WHAT IS BEING ASKED
All lines in the entries below that hold "this" make up the answer.

INFORMATION SHOWN

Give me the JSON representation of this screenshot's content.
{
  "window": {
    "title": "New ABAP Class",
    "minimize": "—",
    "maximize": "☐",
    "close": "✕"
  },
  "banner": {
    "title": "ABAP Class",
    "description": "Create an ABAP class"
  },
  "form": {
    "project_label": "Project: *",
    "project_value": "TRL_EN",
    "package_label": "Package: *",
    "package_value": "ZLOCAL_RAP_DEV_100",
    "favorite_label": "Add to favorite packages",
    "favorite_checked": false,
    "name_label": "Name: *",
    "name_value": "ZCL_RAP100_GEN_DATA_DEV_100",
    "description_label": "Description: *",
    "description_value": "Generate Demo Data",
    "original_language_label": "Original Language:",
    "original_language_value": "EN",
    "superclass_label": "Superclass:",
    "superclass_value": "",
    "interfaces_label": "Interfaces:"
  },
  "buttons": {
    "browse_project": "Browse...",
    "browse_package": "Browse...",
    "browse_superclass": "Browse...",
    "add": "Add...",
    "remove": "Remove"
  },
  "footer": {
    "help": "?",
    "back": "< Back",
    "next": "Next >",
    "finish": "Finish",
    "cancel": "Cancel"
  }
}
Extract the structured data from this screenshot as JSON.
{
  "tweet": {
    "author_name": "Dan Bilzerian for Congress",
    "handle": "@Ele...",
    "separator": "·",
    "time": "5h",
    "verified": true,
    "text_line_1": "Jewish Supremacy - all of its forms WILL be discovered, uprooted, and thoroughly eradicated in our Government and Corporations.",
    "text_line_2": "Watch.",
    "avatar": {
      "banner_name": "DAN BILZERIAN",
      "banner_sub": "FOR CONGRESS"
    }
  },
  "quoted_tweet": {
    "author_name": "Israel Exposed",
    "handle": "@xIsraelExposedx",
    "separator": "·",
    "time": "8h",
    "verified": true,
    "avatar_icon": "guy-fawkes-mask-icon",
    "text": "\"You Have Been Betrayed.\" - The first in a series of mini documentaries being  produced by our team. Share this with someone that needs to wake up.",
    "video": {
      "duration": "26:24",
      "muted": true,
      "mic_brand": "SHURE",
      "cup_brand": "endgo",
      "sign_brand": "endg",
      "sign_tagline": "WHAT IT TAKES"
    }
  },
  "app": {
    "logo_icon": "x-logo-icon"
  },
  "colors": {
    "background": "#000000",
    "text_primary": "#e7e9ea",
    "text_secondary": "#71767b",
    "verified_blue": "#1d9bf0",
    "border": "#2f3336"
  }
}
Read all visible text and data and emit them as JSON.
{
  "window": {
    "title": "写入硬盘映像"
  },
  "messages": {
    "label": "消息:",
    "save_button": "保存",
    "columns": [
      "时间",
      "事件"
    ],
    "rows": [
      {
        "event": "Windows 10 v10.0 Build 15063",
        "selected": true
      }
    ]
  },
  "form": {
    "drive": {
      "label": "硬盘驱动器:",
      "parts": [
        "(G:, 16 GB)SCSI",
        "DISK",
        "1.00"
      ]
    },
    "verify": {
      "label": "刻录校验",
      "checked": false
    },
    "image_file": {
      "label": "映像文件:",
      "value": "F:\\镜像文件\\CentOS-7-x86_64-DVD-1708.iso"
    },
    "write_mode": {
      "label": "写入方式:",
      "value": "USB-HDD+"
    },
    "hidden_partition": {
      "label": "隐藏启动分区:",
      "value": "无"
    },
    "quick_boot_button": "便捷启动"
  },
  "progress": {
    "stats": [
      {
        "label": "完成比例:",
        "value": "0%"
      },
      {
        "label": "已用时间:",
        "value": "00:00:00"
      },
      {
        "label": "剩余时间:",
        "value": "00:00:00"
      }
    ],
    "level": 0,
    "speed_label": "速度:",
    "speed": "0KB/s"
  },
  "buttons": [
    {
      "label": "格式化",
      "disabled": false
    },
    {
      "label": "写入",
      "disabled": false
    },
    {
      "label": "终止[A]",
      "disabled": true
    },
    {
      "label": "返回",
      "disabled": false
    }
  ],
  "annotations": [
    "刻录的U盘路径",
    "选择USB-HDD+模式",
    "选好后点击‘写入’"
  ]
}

FINISHED TASK
Give me the JSON representation of this screenshot's content.
Extract the structured data from this screenshot as JSON.
    "text": "\"You Have Been Betrayed.\" - The first in a series of mini documentaries being  produced by our team. Share this with someone that needs to wake up.",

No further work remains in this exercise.